MATERIAL SHOWN =
==*==
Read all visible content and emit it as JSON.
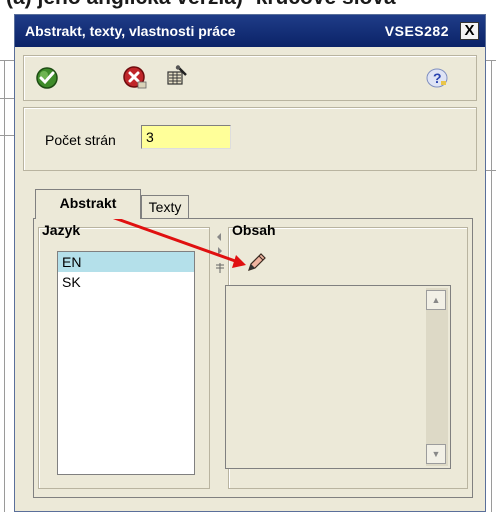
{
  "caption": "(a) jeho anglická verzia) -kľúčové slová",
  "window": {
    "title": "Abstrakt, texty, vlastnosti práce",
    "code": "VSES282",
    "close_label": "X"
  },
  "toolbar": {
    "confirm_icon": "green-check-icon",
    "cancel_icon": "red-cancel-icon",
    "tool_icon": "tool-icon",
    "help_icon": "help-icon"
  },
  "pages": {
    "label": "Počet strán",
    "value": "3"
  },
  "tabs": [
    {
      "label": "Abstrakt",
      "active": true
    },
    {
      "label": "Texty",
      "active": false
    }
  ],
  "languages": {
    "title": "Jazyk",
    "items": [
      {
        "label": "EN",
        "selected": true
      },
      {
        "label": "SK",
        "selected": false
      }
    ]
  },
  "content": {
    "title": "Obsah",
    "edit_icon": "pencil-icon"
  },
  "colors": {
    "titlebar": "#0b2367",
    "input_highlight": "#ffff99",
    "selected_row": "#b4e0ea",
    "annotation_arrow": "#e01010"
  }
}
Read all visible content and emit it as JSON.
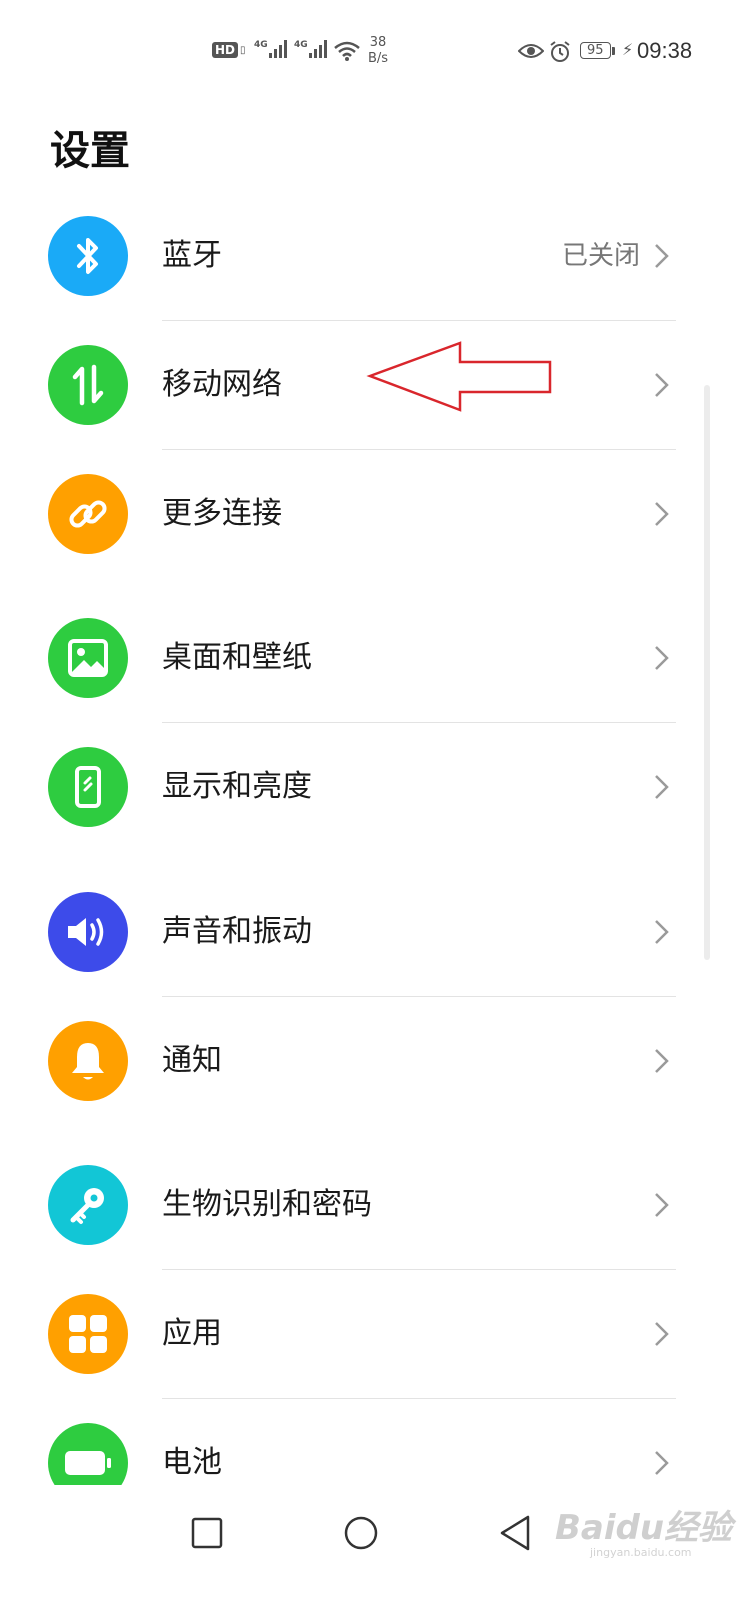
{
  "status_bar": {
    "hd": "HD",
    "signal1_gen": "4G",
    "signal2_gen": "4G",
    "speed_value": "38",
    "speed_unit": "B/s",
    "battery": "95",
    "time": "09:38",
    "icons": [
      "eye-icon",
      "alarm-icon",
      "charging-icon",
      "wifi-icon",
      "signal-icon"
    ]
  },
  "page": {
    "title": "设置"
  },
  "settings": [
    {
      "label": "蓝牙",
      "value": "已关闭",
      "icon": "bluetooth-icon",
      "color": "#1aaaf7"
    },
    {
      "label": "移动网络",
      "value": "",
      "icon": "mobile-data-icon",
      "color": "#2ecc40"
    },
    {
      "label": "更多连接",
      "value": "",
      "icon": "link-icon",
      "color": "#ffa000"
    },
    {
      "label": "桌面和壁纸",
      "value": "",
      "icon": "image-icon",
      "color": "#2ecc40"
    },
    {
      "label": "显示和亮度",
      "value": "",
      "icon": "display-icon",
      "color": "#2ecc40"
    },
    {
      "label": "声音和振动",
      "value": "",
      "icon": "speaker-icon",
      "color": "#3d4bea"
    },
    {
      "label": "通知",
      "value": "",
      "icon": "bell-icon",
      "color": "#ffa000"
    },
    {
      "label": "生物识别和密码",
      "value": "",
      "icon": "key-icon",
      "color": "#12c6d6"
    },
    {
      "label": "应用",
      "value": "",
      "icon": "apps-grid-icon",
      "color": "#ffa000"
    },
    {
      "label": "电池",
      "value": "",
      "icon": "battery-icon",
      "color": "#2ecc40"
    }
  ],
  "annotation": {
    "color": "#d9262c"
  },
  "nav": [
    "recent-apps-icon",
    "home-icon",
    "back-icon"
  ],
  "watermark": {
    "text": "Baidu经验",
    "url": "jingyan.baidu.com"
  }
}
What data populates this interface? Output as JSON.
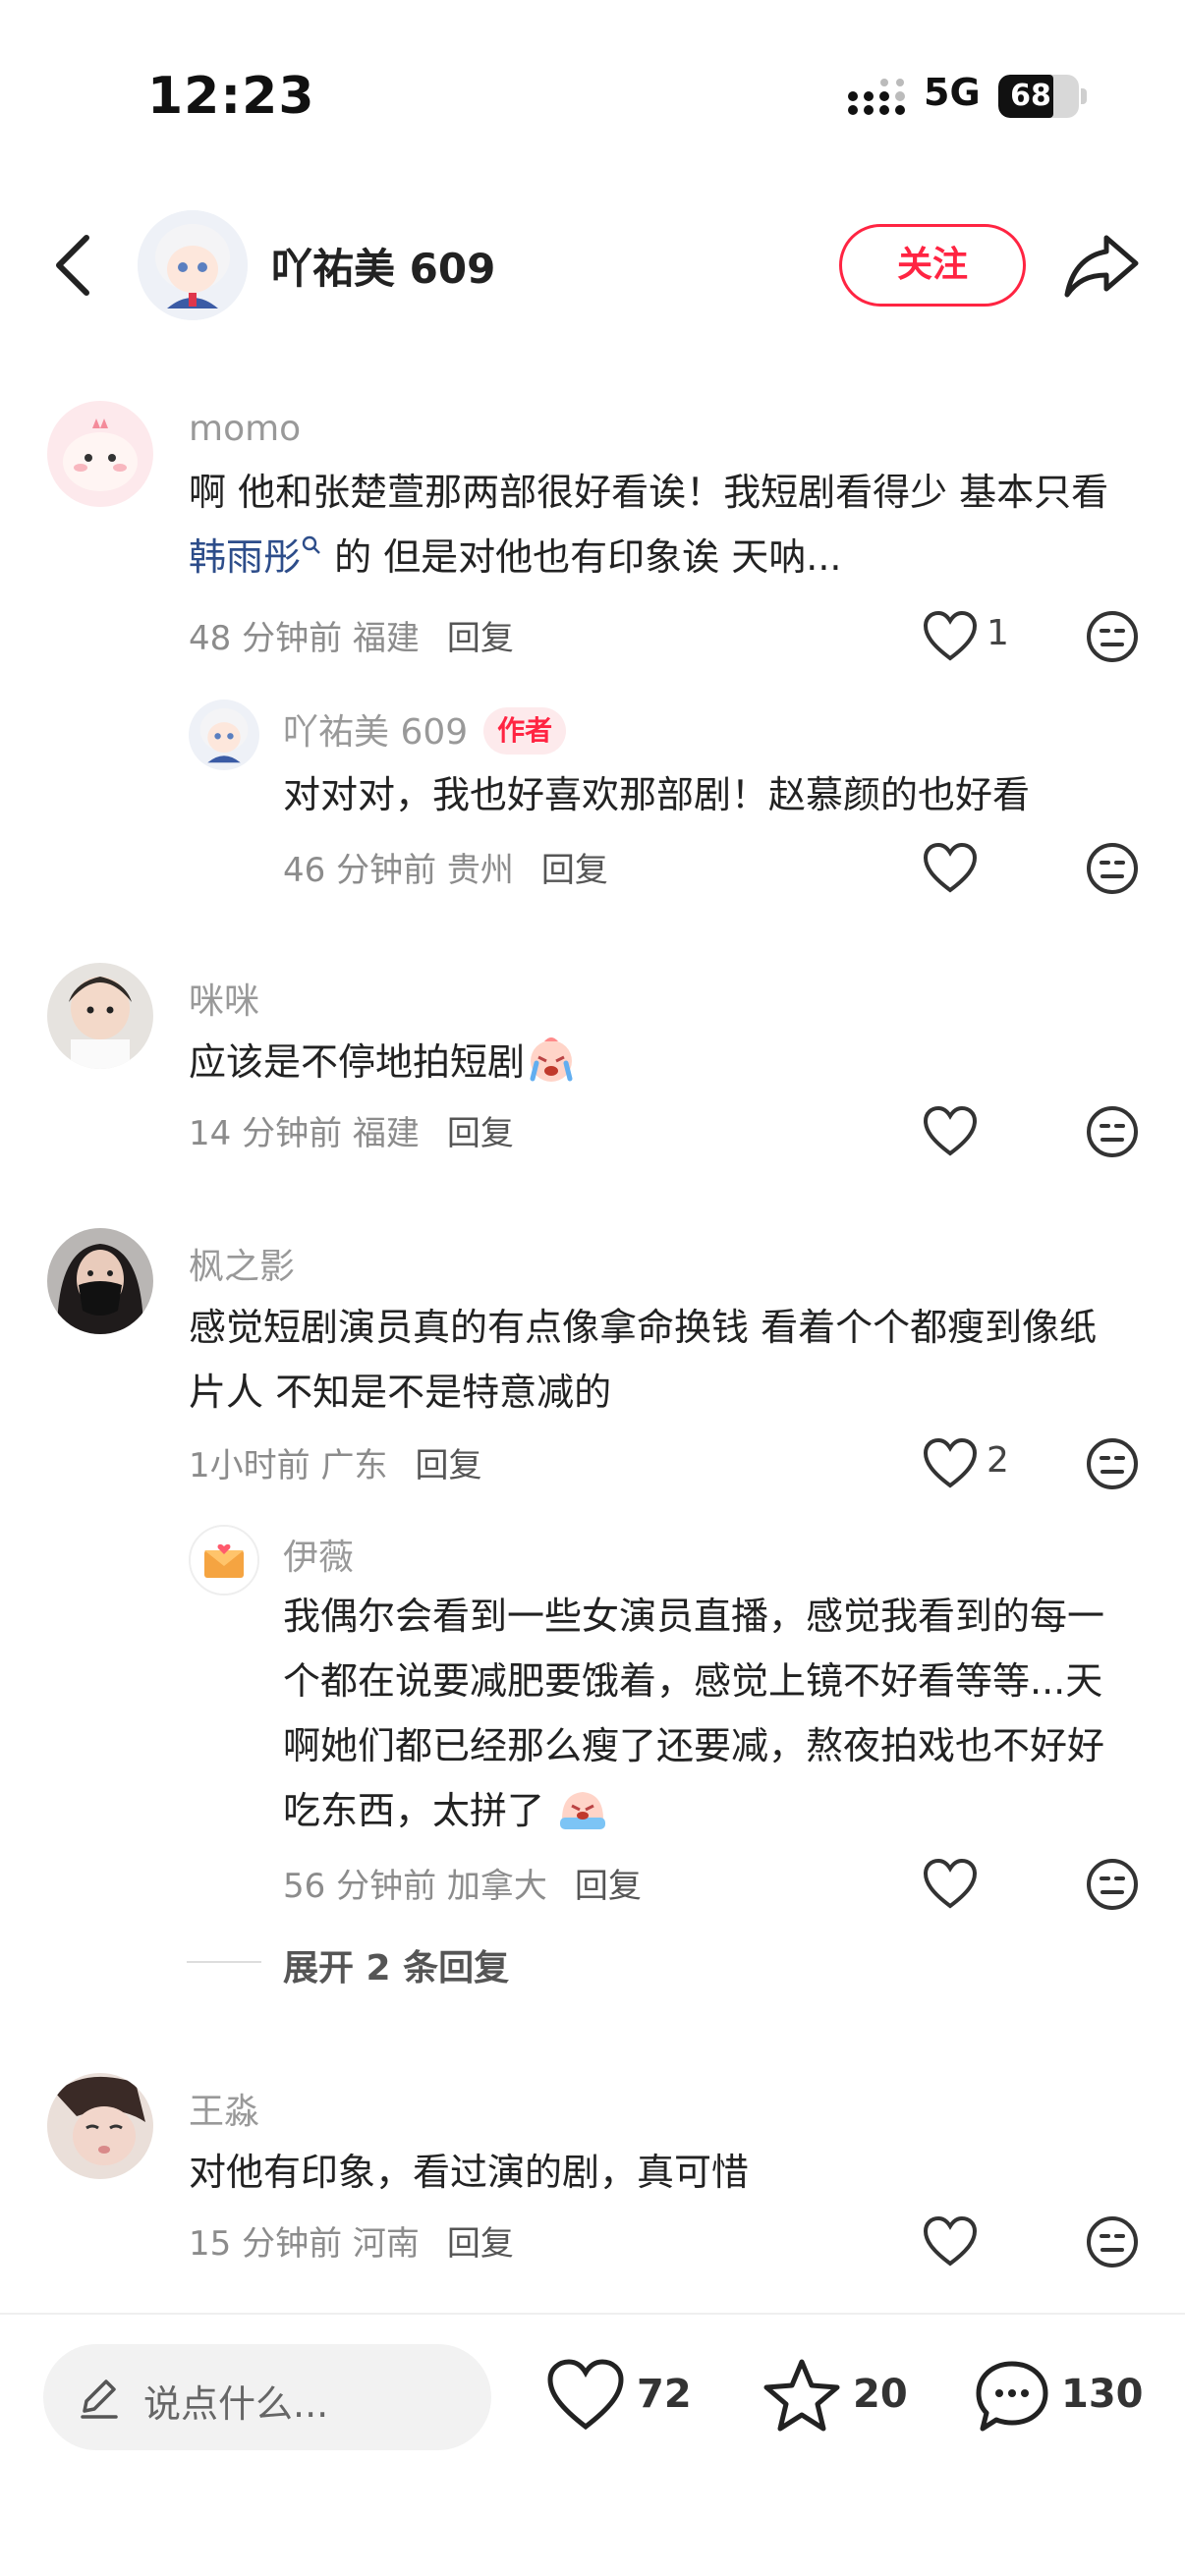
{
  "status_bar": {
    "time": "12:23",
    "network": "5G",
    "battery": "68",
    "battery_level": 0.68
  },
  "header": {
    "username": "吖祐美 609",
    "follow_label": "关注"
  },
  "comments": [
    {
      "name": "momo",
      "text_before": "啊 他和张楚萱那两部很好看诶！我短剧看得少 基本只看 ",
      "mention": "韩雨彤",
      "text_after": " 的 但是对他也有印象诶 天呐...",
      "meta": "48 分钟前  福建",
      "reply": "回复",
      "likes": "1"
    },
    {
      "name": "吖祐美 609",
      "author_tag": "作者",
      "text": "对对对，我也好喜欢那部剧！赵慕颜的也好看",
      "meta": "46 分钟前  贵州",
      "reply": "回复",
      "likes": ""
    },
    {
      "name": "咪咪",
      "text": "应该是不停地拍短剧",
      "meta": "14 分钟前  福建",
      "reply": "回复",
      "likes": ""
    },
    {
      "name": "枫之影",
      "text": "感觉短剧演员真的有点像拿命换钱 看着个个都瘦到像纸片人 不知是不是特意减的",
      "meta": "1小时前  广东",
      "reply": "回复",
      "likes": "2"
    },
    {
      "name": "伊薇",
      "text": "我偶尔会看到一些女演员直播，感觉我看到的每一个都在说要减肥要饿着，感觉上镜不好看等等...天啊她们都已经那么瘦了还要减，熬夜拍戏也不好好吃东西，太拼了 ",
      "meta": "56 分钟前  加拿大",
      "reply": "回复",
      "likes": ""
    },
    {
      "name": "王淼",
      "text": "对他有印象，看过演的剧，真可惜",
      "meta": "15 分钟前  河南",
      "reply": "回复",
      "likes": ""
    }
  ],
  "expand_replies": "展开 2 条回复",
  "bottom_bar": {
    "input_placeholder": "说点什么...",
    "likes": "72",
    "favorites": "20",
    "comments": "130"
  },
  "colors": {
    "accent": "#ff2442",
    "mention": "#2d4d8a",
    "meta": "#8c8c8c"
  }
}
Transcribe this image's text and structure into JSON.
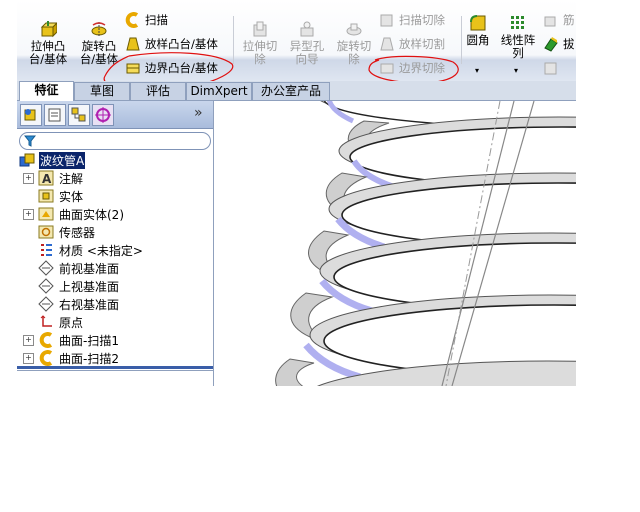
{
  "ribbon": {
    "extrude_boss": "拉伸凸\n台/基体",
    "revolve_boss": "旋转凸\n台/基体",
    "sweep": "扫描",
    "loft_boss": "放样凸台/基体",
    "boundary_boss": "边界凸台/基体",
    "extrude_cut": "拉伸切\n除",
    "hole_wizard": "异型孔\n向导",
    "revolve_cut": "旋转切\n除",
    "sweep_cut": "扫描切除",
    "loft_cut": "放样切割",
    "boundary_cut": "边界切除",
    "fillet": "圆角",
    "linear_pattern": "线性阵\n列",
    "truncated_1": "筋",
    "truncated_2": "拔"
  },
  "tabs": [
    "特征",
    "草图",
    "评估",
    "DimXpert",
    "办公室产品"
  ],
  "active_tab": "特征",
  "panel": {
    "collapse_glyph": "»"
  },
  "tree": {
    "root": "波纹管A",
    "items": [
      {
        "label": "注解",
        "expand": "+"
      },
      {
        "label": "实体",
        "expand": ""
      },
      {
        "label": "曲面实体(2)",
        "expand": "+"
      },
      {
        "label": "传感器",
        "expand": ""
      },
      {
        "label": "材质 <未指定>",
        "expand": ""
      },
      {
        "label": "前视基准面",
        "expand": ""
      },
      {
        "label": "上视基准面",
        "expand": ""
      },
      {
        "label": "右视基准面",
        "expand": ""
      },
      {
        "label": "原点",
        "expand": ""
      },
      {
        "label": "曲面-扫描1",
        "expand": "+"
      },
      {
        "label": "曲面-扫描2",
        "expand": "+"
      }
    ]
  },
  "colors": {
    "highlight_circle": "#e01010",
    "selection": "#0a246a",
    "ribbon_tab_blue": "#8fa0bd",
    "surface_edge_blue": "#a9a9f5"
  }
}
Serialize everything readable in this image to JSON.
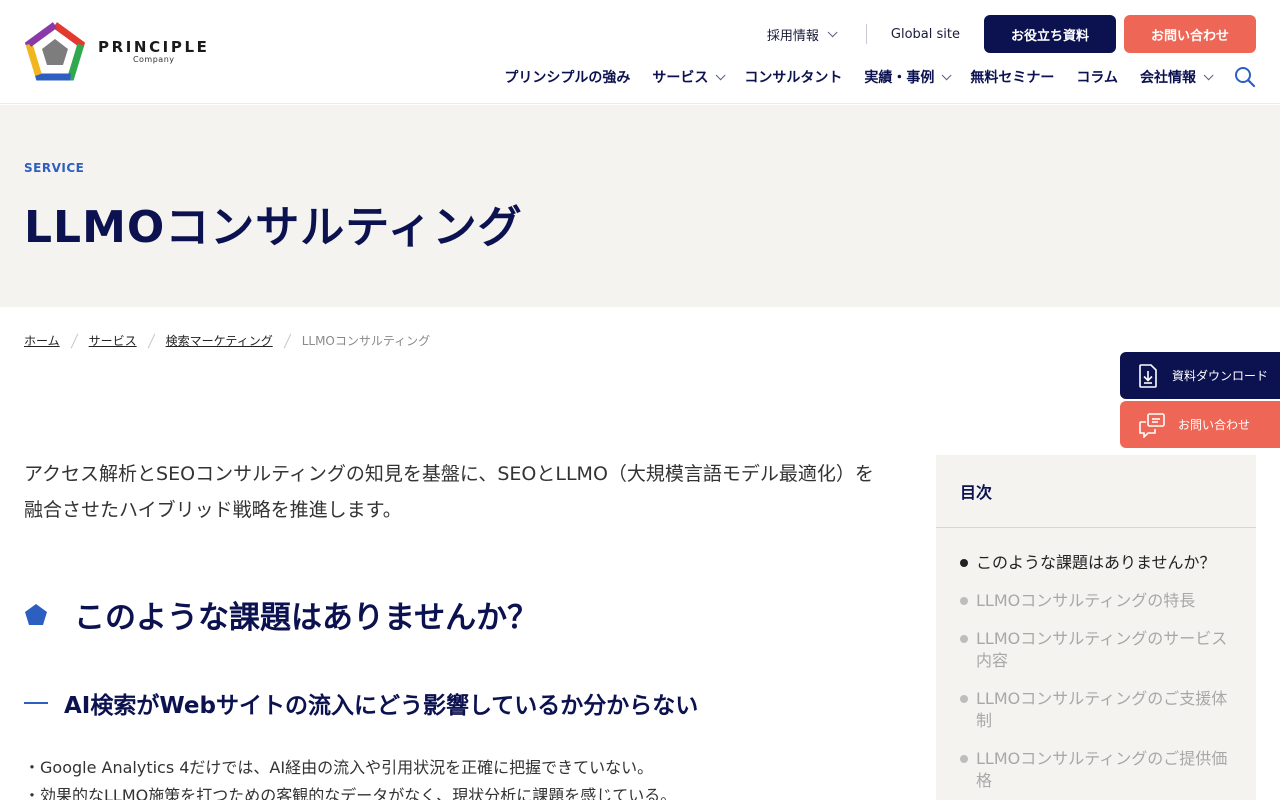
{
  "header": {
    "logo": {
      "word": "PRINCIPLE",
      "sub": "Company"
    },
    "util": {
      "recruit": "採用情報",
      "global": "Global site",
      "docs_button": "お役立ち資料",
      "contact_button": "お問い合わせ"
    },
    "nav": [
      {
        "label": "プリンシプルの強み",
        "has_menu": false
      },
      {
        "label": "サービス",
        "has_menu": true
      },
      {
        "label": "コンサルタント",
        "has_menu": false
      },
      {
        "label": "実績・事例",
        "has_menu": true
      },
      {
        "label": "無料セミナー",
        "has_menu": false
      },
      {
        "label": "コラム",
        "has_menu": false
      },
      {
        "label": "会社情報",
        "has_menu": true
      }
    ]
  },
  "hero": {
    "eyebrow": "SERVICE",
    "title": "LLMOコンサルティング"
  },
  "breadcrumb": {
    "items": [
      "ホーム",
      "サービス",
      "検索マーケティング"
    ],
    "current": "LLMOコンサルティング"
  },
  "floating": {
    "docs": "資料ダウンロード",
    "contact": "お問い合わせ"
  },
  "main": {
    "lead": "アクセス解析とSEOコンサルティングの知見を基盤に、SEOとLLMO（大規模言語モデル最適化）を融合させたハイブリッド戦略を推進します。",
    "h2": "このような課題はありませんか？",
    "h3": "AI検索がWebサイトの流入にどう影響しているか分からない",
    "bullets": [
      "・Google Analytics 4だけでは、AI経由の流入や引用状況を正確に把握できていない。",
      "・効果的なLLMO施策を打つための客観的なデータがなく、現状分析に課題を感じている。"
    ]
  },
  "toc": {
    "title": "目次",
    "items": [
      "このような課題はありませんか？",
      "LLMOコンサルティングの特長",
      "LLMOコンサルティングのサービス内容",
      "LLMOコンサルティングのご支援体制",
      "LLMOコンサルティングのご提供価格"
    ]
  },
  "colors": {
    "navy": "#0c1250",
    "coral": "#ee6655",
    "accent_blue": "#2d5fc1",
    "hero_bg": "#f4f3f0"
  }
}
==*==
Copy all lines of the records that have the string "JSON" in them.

RESULT BELOW =
Read all visible content and emit it as JSON.
Read all visible content and emit it as JSON.
What data populates this interface? Output as JSON.
Transcribe this image's text and structure into JSON.
Serialize everything readable in this image to JSON.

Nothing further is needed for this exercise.